* REQUIRED WORK: Your task is to find every line in the records that holds the string "Privacy" and copy it.

* RECORD EXCERPTS:
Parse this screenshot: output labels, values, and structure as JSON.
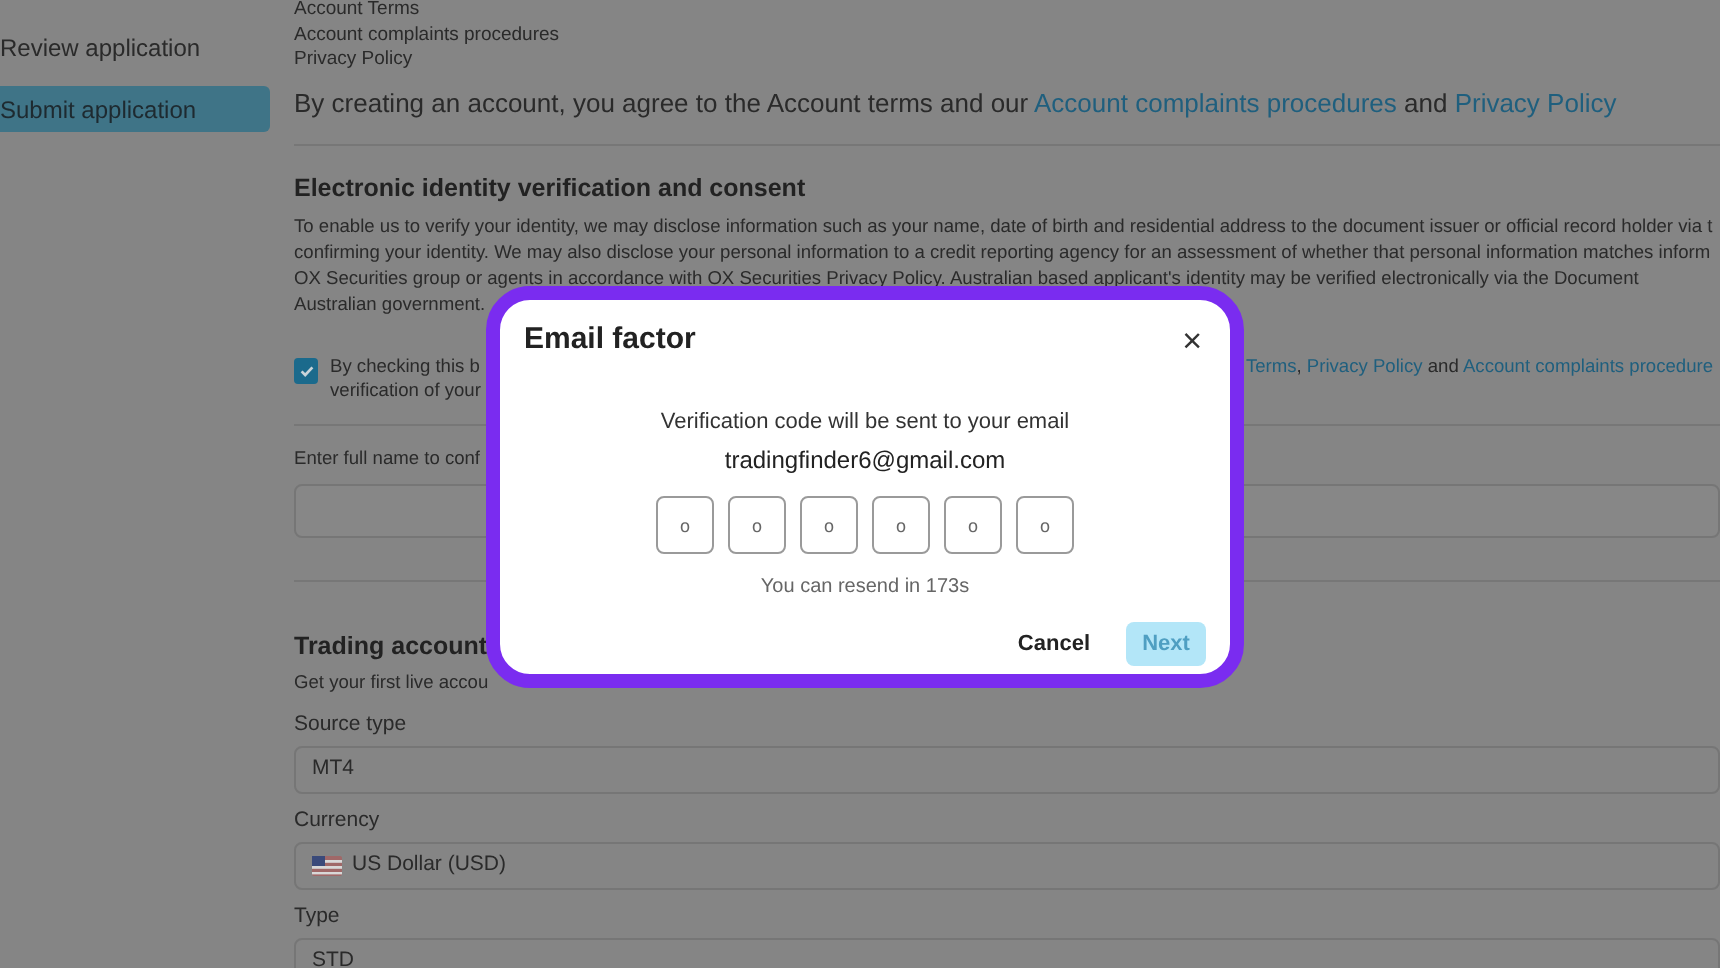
{
  "sidebar": {
    "items": [
      {
        "label": "Review application",
        "selected": false
      },
      {
        "label": "Submit application",
        "selected": true
      }
    ]
  },
  "documents": [
    "Account Terms",
    "Account complaints procedures",
    "Privacy Policy"
  ],
  "agreement": [
    {
      "text": "By creating an account, you agree to the Account terms and our ",
      "link": false
    },
    {
      "text": "Account complaints procedures",
      "link": true
    },
    {
      "text": " and ",
      "link": false
    },
    {
      "text": "Privacy Policy",
      "link": true
    }
  ],
  "consent": {
    "heading": "Electronic identity verification and consent",
    "paragraph_lines": [
      "To enable us to verify your identity, we may disclose information such as your name, date of birth and residential address to the document issuer or official record holder via t",
      "confirming your identity. We may also disclose your personal information to a credit reporting agency for an assessment of whether that personal information matches inform",
      "OX Securities group or agents in accordance with OX Securities Privacy Policy. Australian based applicant's identity may be verified electronically via the Document",
      "Australian government."
    ],
    "checkbox": {
      "checked": true,
      "line_1_start": "By checking this b",
      "line_2_start": "verification of your",
      "line_1_end": [
        {
          "text": "Terms",
          "link": true
        },
        {
          "text": ", ",
          "link": false
        },
        {
          "text": "Privacy Policy",
          "link": true
        },
        {
          "text": " and ",
          "link": false
        },
        {
          "text": "Account complaints procedure",
          "link": true
        }
      ]
    },
    "name_label": "Enter full name to conf"
  },
  "trading_account": {
    "heading": "Trading account",
    "subtitle": "Get your first live accou",
    "fields": [
      {
        "kind": "select",
        "label": "Source type",
        "value": "MT4"
      },
      {
        "kind": "currency",
        "label": "Currency",
        "value": "US Dollar (USD)"
      },
      {
        "kind": "select",
        "label": "Type",
        "value": "STD"
      }
    ]
  },
  "dialog": {
    "title": "Email factor",
    "close": "×",
    "message": "Verification code will be sent to your email",
    "email": "tradingfinder6@gmail.com",
    "code_boxes": [
      {
        "placeholder": "o"
      },
      {
        "placeholder": "o"
      },
      {
        "placeholder": "o"
      },
      {
        "placeholder": "o"
      },
      {
        "placeholder": "o"
      },
      {
        "placeholder": "o"
      }
    ],
    "resend": "You can resend in 173s",
    "cancel": "Cancel",
    "next": "Next",
    "next_disabled": true
  }
}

* TASK RESULT:
    "Privacy Policy"
      "text": "Privacy Policy",
      "OX Securities group or agents in accordance with OX Securities Privacy Policy. Australian based applicant's identity may be verified electronically via the Document",
          "text": "Privacy Policy",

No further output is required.